Data records for software interfaces ▸

****

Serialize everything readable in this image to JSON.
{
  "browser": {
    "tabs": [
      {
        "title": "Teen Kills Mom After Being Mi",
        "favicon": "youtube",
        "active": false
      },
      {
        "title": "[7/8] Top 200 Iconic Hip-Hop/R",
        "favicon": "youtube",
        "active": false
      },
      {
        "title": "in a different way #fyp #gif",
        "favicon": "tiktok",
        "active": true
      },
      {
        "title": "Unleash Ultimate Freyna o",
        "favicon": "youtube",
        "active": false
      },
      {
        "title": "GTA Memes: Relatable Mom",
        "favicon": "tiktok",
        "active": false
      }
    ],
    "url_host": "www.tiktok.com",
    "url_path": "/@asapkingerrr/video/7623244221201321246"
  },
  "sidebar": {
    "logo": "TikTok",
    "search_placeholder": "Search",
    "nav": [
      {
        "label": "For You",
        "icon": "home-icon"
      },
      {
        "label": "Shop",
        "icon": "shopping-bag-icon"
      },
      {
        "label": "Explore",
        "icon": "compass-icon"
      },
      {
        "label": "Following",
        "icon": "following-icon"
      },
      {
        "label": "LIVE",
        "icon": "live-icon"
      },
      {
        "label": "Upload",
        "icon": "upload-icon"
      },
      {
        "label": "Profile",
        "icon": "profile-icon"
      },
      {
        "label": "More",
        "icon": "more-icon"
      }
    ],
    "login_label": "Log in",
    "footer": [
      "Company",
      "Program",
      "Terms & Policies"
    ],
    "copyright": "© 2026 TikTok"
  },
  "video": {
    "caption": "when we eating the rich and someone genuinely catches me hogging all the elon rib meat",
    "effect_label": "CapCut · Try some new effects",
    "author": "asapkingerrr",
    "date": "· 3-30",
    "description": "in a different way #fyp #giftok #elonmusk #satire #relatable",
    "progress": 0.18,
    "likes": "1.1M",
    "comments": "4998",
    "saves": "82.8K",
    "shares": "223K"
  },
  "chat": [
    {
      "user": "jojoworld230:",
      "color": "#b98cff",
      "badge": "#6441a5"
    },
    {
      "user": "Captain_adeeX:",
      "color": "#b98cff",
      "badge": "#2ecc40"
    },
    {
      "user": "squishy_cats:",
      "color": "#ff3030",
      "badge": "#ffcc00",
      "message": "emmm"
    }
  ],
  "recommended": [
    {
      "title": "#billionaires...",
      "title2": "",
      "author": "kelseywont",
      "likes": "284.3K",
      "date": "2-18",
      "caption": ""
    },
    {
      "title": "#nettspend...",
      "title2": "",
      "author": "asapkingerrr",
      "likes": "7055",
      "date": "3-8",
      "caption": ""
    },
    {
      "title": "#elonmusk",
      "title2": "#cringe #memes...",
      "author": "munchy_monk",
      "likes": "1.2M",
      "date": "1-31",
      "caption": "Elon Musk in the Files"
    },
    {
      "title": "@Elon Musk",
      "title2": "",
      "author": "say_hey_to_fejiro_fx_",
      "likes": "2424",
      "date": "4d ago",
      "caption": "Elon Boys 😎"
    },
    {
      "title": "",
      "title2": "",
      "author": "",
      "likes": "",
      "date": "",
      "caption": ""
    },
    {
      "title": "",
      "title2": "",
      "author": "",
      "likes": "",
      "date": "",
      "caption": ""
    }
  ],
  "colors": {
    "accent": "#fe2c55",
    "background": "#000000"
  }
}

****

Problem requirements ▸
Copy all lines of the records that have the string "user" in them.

Task answer ▸
      "user": "jojoworld230:",
      "user": "Captain_adeeX:",
      "user": "squishy_cats:",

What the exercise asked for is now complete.